Mayo Clinic defines isometric exercises this way: “contractions of a muscle or group of muscles in which the muscle doesn’t noticeably change length, and the affected joint doesn’t move.” In other words, this is a static hold. The muscle isn’t contracting or lengthening (like it would in a bicep curl, for instance), but remains in the same position. Even though the muscles aren’t moving, they are still working and maintaining tension, and you are expending energy.
In contrast, isotonic exercises are most common for strength training. In an isotonic exercise, the muscle/s contract concentrically (get shorter) when lifting a load, and eccentrically (return to regular length) when lowering the resistance. For example, in a hamstring curl, the hamstrings shorten as you curl your heel toward your glutes, and return to their normal length when you extend your leg straight.
Both types of exercises have benefits and should be incorporated into a balanced workout regimen. Isotonic exercises can build strength and muscle mass, boost muscular endurance, improve range of motion, increase bone density and more.
Benefits of Isometric Exercises
In addition to not needing equipment, and just using your body weight, isometric exercises offer multiple benefits:
- Build strength
- Strengthen joints from every angle
- Enhance stabilization
- Improve joint flexibility
- Can help overcome weaknesses and imbalances
- Aid in rehabilitation from injury
- Can activate 5% more muscle fibers than isotonic exercises with maximum effort
- May lower blood pressure
- Are time-efficient
- Can be performed anywhere
Common Isometric Exercises
Now that you know the value of isometric exercises, you can start to add them to your workout routine.
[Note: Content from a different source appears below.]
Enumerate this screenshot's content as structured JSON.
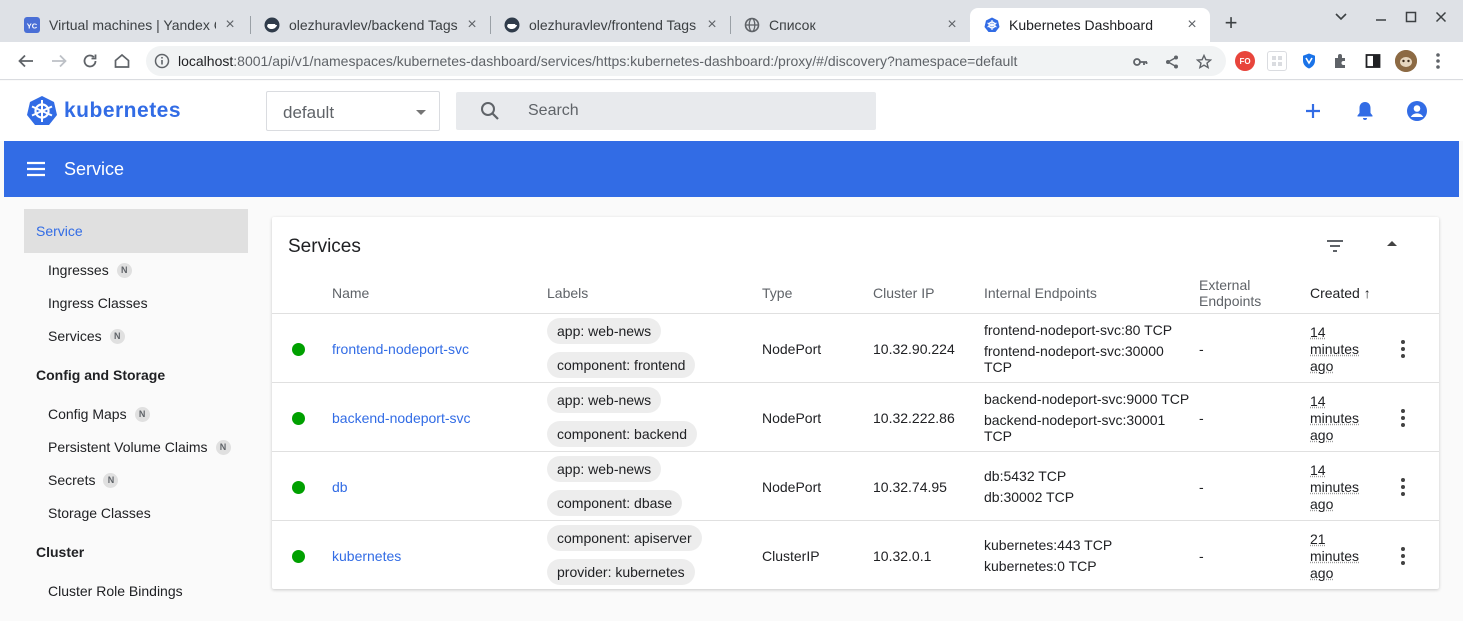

Remember to deliberately contract/squeeze the muscles and breathe throughout. Hold the exercises for 15-60 seconds without moving, and aim for 3-5 sets. Obviously, the longer you hold them, the more challenge you experience. Add duration and sets to progress as you get stronger.
Here are some common, effective isometric exercises:
- Plank – There are lots of options for this fabulous core exercise. You can be on your hands or forearms, forming a straight line from your head to your heels while contracting your abs. You also can do a side plank on one hand or elbow, with support from the bottom knee or extended leg.
- Wall sit – Stand about two feet from a wall. Keep your back against the wall and bend your knees to 90 degrees, like you are sitting in a chair.
- Glute bridge – Lying on your back with your knees bent, bridge the hips up and squeeze the glutes.
- Squat or lunge hold – Assume a low squat or lunge stance and hold steady.
- Wall press – Facing a wall in a lunge stance, place your hands on the wall about shoulder-width apart, and shoulder height. Press into the wall, squeezing your chest and shoulders.
- V-sit – Sitting with your knees bent and feet flat on floor, raise legs up to form a V-shape, then lift arms overhead.
- Prayer pose – While standing, press your palms together about chest height, with elbows pointed out or down. Contract your chest.
- Supine leg raise – Lying on your back, with a towel rolled up under the right knee, lift the right leg straight up and hold. Repeat and then switch legs.